Bridge cameras are more advanced versions of compact cameras, quite literally trying to 'bridge' the gap between compact cameras and chunky DSLRs. These provide a nice balance between size and functionality, at affordable prices.
We have with us one such bridge camera – the newly launched Canon PowerShot SX520 HS, which for some odd reason is not even listed on Canon's India website at the time of writing this review. It is the successor to the PowerShot SX510 HS. Canon has bumped the optical zoom up to 42x on this model compared to t..
It is not uncommon for us humans to ask for a little more. Buying coriander? Ask the grocer to put some more in the bunch. At a bargain store picking up something cheap? Ask the shopkeeper to give you a bigger discount. Bargaining is not just an Indian phenomenon but something seems to come naturally to all humans.
Canon might have developed the PowerShot SX600 HS with this attitude in mind, since it gives a little more of everything compared to other point-and-shoot cameras: greater optical zoom and compactness.
The PowerShot SX600 HS, which we have with us for review, comes with an 18x optical zoom lens in a pretty small body. We put it through its paces to figure out if it the photos it takes look as good as the camera itself does.

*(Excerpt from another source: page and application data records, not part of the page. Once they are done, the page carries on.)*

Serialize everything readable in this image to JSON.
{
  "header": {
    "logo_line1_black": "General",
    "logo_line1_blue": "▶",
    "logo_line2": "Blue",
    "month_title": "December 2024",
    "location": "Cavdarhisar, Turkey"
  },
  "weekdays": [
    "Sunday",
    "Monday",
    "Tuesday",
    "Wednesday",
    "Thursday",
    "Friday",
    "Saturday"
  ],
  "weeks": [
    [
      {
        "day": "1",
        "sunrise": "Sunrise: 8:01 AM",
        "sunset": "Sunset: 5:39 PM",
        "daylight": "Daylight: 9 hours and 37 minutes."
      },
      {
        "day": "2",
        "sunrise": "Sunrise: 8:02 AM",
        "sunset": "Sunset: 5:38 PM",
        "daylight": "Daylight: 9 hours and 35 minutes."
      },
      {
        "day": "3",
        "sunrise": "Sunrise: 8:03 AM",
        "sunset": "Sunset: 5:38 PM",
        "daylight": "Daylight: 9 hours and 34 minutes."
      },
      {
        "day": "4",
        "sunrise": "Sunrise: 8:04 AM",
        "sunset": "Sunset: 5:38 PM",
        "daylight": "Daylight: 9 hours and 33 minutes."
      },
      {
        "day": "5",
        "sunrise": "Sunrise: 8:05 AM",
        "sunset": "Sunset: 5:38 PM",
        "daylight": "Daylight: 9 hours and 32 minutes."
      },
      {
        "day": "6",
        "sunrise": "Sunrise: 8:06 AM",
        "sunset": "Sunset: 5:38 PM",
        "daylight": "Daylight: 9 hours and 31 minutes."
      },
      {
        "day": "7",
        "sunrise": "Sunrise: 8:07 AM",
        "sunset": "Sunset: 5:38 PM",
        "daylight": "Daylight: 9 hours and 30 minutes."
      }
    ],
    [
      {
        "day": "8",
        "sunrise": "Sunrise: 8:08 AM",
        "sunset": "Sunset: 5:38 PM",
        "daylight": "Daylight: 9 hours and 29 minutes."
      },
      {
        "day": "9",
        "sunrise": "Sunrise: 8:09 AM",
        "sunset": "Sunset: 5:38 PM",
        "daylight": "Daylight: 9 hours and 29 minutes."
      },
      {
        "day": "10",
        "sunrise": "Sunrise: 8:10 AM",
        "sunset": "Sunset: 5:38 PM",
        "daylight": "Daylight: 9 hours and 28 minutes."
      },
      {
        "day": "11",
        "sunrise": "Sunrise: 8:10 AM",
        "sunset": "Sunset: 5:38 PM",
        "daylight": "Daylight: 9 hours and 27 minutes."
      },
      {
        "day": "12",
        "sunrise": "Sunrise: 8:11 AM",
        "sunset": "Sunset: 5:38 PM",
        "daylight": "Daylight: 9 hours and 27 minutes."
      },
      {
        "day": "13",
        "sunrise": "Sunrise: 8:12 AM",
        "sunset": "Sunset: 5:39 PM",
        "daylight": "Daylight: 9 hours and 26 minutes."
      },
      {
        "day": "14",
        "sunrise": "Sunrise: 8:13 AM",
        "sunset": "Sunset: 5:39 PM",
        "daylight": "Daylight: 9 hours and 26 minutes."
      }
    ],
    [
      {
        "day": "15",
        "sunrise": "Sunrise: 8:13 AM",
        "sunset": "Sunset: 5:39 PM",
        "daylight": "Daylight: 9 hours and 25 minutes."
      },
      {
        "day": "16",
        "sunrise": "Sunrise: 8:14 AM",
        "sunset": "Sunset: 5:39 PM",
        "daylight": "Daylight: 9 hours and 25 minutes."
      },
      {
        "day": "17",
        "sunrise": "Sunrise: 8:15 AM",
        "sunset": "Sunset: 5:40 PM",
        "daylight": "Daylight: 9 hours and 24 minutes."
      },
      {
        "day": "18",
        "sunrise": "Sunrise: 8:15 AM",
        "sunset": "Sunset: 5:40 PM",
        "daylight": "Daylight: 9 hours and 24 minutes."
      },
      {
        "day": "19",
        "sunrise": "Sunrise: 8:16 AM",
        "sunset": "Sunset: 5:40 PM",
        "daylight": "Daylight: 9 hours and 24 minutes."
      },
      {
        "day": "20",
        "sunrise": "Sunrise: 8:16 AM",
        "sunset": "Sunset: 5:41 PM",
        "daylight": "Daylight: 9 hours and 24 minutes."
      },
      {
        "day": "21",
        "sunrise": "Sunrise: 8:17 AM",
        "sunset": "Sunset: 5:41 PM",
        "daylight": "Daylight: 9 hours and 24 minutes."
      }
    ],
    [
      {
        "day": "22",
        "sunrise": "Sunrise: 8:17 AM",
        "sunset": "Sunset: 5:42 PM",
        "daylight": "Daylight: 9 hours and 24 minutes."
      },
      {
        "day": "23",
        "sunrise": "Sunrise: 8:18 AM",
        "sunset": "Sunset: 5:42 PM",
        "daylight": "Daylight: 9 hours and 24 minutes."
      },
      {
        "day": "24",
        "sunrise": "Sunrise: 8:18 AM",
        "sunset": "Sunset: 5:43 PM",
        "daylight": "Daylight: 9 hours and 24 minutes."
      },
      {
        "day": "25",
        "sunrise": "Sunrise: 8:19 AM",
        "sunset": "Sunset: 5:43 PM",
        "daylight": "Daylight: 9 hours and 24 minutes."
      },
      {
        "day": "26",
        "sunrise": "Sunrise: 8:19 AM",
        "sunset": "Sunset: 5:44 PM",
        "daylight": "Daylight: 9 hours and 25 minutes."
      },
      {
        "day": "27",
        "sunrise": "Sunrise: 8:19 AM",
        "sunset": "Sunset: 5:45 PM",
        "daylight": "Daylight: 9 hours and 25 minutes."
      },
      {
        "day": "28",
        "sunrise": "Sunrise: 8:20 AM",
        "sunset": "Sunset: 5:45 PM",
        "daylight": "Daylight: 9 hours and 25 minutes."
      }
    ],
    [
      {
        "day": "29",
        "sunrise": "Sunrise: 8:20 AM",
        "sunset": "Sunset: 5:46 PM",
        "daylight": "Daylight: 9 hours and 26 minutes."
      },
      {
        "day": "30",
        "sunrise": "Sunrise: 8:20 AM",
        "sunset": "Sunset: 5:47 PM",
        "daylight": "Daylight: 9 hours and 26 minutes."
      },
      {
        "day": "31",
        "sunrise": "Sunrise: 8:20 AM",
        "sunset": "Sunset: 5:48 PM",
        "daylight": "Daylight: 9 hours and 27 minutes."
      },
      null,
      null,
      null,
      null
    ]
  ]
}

Encased in a glossy plastic body, the Canon PowerShot SX600 HS is pleasing to the eye. It is almost unnatural that Canon managed to cram an 18x optical zoom lens into such a small camera, considering its dimensions of 103.8 x 61.0 x 26.0mm. The S..